Want to read Slashdot from your mobile device? Point it at m.slashdot.org and keep reading!

 



Forgot your password?
typodupeerror
Note: You can take 10% off all Slashdot Deals with coupon code "slashdot10off." ×
Government

Canadian Minister Lies On Net Surveillance Claims 155

An anonymous reader writes "As we discussed last month, the Canadian government has introduced Internet surveillance legislation that requires ISPs to disclose customer information without a warrant. Peter Van Loan, the Minister in charge, claims that a Vancouver kidnapping earlier this year shows the need for these powers.

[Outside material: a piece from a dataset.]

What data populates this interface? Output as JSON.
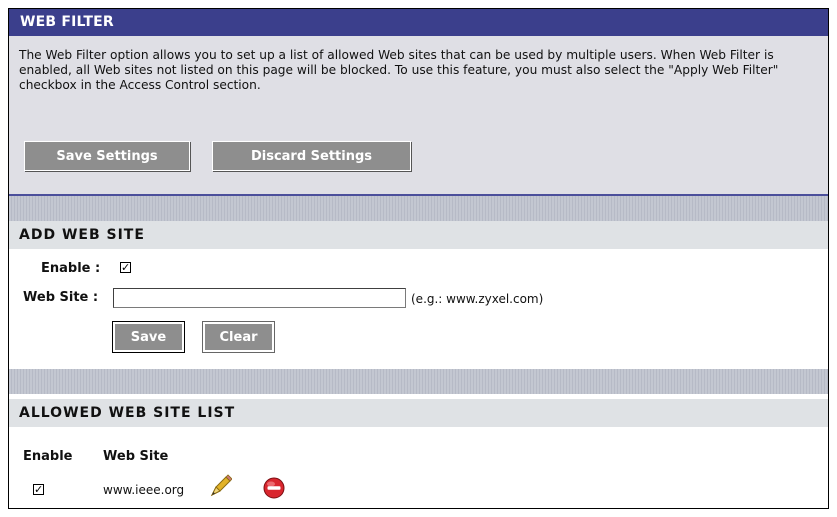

Michael Geist did some digging and revealed this as a lie — the Vancouver police acknowledge that the case did not involve an ISP request and the suspect is now in custody."

Comment Not again (Score 1) 54

After slogging through World of Warcraft for several years, the last thing I want in a game is something that requires me to basically live a double life. I'd like an MMO where I could pop in and out, instead of dedicating multi-hour blocks that become the equivalent of a part-time job by the end of the week. And that doesn't include researching content for efficient strategies, researching in-game equipment for optimized tactics, bickering with people on the Internet about various aspects of gameplay, or ultimately regretting all the time I didn't spend socializing, reading books, accumulating income, learning a real-world employment skill, exercising, eating decently, or traveling.

Comment Re:Once upon a time (Score 1) 618

About ten years ago, $100 was the norm for a very solid video card. Not coincidentally, there was a lot more competition in the market. Then came the dot-com collapse. ATI and nVidia emerged from the rubble, and people have been accusing them of price collusion for years. It would be pretty easy to do so, now that 3DFX, Matrox, S3, Rendition and the rest are largely out of the way in this sector of the market, or gone completely.

There's also the current economy to consider. The high-end cards have typically only comprised a small percentage of the market, and it's simply not realistic right now to expect someone to cough up $400-500 for just a video card when they can get an entire laptop for that much. Or, you know, pay the rent and put food on the table.

They are called computers simply because computation is the only significant job that has so far been given to them.

Working...